I interview and retain the information of every dancer I think is a possible fit for the company, at every level from apprentice to principal. Even if we don’t bring them on this year, we might in the near future as we expand.
There are certain requirements, such as height, that have to be considered so that we have a unified aesthetic. That said, some requirements can change a bit from year to year, depending on the makeup of the company and the position we’re looking to fill.
The position for which we are considering the dancer also affects the qualities we look for. Our repertory requires that every dancer in the company dances a lot, so they all have to have a strong, well-rounded technique. They must also be musical and able to move quickly.
A soloist’s technique should be a little stronger, and they should have some outstanding qualities that we can build on in their solo variations. They should also have some extra magnetism to their presence because they have to hold every eye in the room. Principals have to be the strongest; because they will dance the broadest range of difficult steps, their technique in all areas has to be excellent. They should also possess a highly refined musicality, which makes them entertaining to watch over longer periods. On the other end of the spectrum, the dancers we consider for apprenticeships need to demonstrate a lot of potential and eagerness to develop.
And of course, dancers develop and evolve, so while you may consider someone for one position one year, you might consider them for a different position the next.

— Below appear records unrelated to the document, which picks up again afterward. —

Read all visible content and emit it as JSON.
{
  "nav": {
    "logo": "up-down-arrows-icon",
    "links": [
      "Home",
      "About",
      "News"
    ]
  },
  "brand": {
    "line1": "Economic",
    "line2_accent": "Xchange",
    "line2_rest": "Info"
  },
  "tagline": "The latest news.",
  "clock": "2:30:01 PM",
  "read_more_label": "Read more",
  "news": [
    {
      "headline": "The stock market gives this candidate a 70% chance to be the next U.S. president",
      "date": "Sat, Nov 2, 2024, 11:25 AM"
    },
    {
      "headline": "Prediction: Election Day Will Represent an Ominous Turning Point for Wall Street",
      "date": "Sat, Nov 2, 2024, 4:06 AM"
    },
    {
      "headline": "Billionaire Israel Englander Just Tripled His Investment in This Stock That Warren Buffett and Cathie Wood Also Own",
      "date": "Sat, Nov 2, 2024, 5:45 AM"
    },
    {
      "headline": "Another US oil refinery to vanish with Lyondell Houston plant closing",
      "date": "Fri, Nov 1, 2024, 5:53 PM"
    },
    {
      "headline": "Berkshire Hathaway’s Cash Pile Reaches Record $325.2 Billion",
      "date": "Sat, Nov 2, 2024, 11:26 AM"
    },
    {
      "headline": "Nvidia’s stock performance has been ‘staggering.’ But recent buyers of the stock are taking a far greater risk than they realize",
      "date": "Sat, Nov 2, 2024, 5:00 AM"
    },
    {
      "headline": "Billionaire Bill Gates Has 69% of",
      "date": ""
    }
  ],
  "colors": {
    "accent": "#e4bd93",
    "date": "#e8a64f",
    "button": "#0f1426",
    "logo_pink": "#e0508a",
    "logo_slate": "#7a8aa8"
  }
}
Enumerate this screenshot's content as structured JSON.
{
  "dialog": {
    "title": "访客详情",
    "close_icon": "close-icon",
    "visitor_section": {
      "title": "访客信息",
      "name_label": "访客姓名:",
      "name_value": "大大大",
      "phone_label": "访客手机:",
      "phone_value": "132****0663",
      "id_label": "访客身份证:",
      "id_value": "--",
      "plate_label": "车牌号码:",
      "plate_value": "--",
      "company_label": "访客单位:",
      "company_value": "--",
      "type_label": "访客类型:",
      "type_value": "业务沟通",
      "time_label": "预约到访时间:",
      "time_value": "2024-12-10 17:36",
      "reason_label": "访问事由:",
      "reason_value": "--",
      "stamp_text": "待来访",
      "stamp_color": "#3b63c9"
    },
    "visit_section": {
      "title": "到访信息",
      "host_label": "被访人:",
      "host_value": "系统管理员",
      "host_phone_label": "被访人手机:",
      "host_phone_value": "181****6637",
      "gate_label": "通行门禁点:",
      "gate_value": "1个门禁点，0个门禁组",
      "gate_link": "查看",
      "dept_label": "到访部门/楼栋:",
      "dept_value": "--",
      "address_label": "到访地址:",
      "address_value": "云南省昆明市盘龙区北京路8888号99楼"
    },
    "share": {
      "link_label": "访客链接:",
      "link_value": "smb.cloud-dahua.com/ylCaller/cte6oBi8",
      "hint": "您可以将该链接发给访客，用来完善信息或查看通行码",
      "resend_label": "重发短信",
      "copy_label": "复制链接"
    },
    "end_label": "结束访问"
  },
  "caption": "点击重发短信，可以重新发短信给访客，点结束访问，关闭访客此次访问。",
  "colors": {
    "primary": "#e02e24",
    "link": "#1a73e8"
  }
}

How did the dancers’ talent compare if you look at L.A. versus New York?
A good amount of the dancers we see at either location have flown there from another state where they are employed in a professional ballet company, so they can show up at either location based on where they live or which audition works better in their professional schedule. We have noticed a trend, though. We tend to see more dancers in New York overall, but fewer there make it to the interview phase. We interviewed nine in Los Angeles and only interviewed four in New York. But that said, the only dancer we hired from the open auditions last year was from the New York audition (Kelly Williams).
During their interviews, some women emphasized their interest in doing “contemporary” dance. Does American Contemporary Ballet do “contemporary” dance?
It’s a funny matter of terminology. Many people refer to what we do as contemporary, and some call it neoclassical. I refer to our work as “contemporary classical” because we make new ballets that strive for a classical aesthetic. I stay away from “neoclassical” because I think classicism reflects an ageless quality. It represents an ambition and a rigorous set of objectives rather than a period that can be done in a “new” way.
We’re also called American Contemporary Ballet because we pursue the American tradition of ballet, produced by Balanchine in the 20th century. I want to build on that tradition, which I think is the most important legacy for the future of the art form. Balanchine was also the quintessential classicist.
I assume most of the people who emphasize their interest in “contemporary” work in the interviews are referring to it that way since they are auditioning for us. Hopefully they’ve seen what we do and have an interest in it.
Another dancer mentioned that she wanted to join ACB because dancers are involved in the choreographic process. Is that true?
When dancers say they have an interest in being part of the choreographic process, (at least in most cases) they are referring to having a piece made on them versus learning roles that already exist. In our company they do influence the choreography in that the choreography is being created for their body, their particular set of abilities, and their dance personality; but it’s not a case of them making up their own choreographic phrases in tandem with the choreographer.